As the following clip from Turkey's DHA news agency shows, one may wonder if NATO-member Turkey's land invasion of Syria, which many have said was long overdue following months of rhetoric and belligerent posturing, under the pretext of ISIS "liberation", has just begun.
We always keep a weather eye on the state of retail investing in the U.S. There is, of course, the old saw that this batch of buyers doesn’t get involved until the top; therefore, it makes sense to see if they are getting too “Bulled up”. Then there is the fact that retail “Cult” stocks can hold premium valuations far longer than those without such sponsorship.
Apple is expected to be the largest contributor to earnings growth for the Information Technology sector for Q2 2015. The blended earnings growth rate (combines actual results for companies that have reported and estimated results for companies yet to report) for the Information Technology sector is 0.2%. Exclude Apple, and the sector would report a year-over-year decline in earnings of 6.0%.
- Stocks sour as Apple results leave bitter aftertaste (Reuters)
- Awkward Alliance Running Germany Exposed by Greek Crisis (BBG)
- Apple Faces Old Question of What’s Next After Record Profit (BBG)
- Lawmakers, White House Explore Tax Revamp for U.S. Firms Overseas (WSJ)
- Digital Misfits Link JPMorgan Hack to Pump-and-Dump Fraud (BBG)
- More Debt Traders at Risk as European Banks Report Results (BBG)
- Iran rejects sanctions extension beyond 10 years (Reuters)
Apple Plunges Despite EPS Beat On iPhone Sales Miss, Drop In China Sales, Weak Guidance And Strong Dollar WarningSubmitted by Tyler Durden on 07/21/2015 15:48 -0500
The company which was carrying the fate of not only the Dow Jones and the S&P 500 on its shoulders had taken the stairs up, and just took the elevator down.

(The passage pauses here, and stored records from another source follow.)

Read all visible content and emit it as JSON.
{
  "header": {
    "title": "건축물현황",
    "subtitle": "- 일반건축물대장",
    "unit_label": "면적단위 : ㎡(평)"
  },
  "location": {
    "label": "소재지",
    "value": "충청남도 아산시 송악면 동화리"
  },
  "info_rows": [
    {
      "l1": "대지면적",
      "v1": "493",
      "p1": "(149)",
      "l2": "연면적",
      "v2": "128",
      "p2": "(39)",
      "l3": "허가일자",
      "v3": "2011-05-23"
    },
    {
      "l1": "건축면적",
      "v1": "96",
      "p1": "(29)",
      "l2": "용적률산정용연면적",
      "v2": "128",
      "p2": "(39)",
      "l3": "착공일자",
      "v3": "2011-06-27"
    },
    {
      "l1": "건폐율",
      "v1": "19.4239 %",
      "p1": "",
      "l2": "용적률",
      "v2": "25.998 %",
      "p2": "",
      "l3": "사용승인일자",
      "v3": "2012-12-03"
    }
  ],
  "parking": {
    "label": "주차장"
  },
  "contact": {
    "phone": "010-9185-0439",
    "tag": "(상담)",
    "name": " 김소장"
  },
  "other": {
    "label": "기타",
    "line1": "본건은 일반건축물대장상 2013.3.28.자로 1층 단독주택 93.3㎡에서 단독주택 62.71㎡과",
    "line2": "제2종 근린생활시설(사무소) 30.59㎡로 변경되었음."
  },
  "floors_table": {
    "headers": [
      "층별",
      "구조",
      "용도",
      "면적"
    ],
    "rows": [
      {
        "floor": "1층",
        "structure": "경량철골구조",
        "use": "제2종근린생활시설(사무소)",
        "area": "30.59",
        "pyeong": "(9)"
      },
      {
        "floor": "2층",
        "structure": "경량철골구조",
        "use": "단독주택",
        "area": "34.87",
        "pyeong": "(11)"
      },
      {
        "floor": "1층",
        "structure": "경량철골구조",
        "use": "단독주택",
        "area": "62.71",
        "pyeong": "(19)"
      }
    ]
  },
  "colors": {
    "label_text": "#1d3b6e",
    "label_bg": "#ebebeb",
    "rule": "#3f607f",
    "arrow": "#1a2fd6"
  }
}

You don’t hear it much, but the S&P 500 has been a bit of a “One trick pony” in 2015. No, it isn’t the 4% weighting in Apple that makes it such; it is the combination of a 15% weighting in Health Care AND that sector’s 12.9% return year to date. When you compare the S&P 500’s price return year to date of 3.37%, you can see that the Health Care sector’s contribution is essentially just over half the market’s price return for 2015 (12.9 times 15% is 1.90 of that 3.37). Layer on the fact that 5 of the 10 industry sectors in the S&P 500 are still down on the year: Materials (-2.7%), Industrials (-2.9%), Telecomm (-0.7%), Utilities (-8.6%) and Energy (-9.7%).
This charmed circle includes Google, Amazon, Baidu, Facebook, Saleforce.com, Netflix, Pandora, Tesla, LinkedIn, ServiceNow, Splunk, Workday, Ylep, Priceline, QLIK Technologies and Yandex. Taken altogether, their market cap clocked in at $1.3 trillion on Friday. That compares to just $21 billion of LTM net income for the entire index combined. The talking heads, of course, would urge not to be troubled. After all, what’s a 61X trailing PE among today’s leading tech growth companies?